The story is very simple. The monkey’s paw is a talisman capable of granting three wishes, but if you do make a wish you’ll live to regret it. Or possibly you won’t live. It’s the old “be careful what you wish for” idea.

A dealer in antiques and curios (played by Sydney Taffler) comes across the monkey’s paw in an antique shop. The owner of the shop is reluctant to sell this item, explaining that it can bring only disaster. But the dealer is determined to have it, reasoning that curios with grim stories attached to them will fetch high prices from a certain type of collector.

The monkey’s paw is eventually purchased by Mr Trelawne (Milton Rosmer), a respectable middle-aged shop owner in Cornwall. He has his strong suspicious that making use of the three wishes might be a very unwise thing to do. When he finds himself heavily in debt to his bookmaker he gives in to the temptation to use the paw to get him out of this difficulty. The result of this first wish will lead Trelawne inevitably to the second and truly fateful wish.

Before this happens we see the consequences for a previous possessor of the paw. Kelly, a loquacious but good-natured Irishman and a crony of Trelawne’s, has had some previous connection to the monkey’s paw and knows something of its history.

This unnecessary subplot brings us to the crux of the problem. It’s in the nature of this story that it has to be kept short.
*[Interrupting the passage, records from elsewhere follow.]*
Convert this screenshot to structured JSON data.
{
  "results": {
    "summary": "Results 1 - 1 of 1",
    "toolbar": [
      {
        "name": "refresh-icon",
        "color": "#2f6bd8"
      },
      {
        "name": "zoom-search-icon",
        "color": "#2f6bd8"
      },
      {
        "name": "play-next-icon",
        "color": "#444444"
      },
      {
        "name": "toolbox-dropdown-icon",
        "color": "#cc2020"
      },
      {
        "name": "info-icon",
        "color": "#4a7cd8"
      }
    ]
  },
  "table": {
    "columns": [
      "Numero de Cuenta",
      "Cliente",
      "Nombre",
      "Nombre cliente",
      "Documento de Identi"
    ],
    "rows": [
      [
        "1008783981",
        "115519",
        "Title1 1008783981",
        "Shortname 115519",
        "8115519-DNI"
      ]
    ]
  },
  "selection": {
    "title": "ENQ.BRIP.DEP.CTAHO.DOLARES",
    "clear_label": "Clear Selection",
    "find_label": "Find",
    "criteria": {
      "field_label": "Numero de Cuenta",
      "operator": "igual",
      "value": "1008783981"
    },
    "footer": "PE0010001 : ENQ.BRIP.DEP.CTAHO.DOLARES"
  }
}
It cannot be successfully padded out and any attempt to do so will merely dissipate the impact of the ending. That’s exactly what happens here, and even at a very modest 64 minutes this movie seems rambling and very slow.

A further problem is that the climactic moment of horror is not shown. The makers of the film had their reasons for this. The script (by Norman Lee and Barbara Toy) tries to add its own twist to Jacobs’ twist and this requires the audience not to see the moment of horror. Ordinarily I’m a strong believer in the principle that the most effective horror is the horror we don’t see but merely imagine for ourselves but in this case since the movie relies entirely on the shock ending the viewer is likely to feel a bit cheated.

Norman Lee directed the movie as well as collaborating on the screenplay. Lee made a fairly significant number of second-string movies and does a competent job although this movie really would have benefited from a bit more effort being put into building the atmosphere and the suspense. When you’ve only got one real shock moment in a horror movie you need to build up the audience’s expectations and create the right mood of unease and this movie fails to do these things successfully. As a result it falls rather flat.

Milton Rosmer and Megs Jenkins as Mr and Mrs Trelawne are quite adequate, as is Eric Micklewood as their son Tom. Michael Martin Harvey landed the most colourful role as Kelly who acts as both comic relief and as the crucial character who knows what the outcome will be and predicts it but no-one will listen.

Renown have released this movie on DVD in Region 2 as half of a one-disc two-movie pack, paired with The House in Marsh Road (which is a considerably better movie). The transfers are adequate given the relative obscurity of these movies and it’s a fairly reasonable value-for-money deal.

The Monkey's Paw would have worked a lot better as a half-hour television episode or as a segment of an anthology movie (and it was in fact done fairly well in one of Amicus’s horror anthology movies). There’s just not enough genuine content to make for a successful feature film. It would not be worth buying on its own but since it’s worth buying the DVD to see The House in Marsh Road it’s possibly worth a look on a night when there’s absolutely nothing on the telly and you’re really desperate for entertainment. Generally speaking a rather disappointing British horror movie.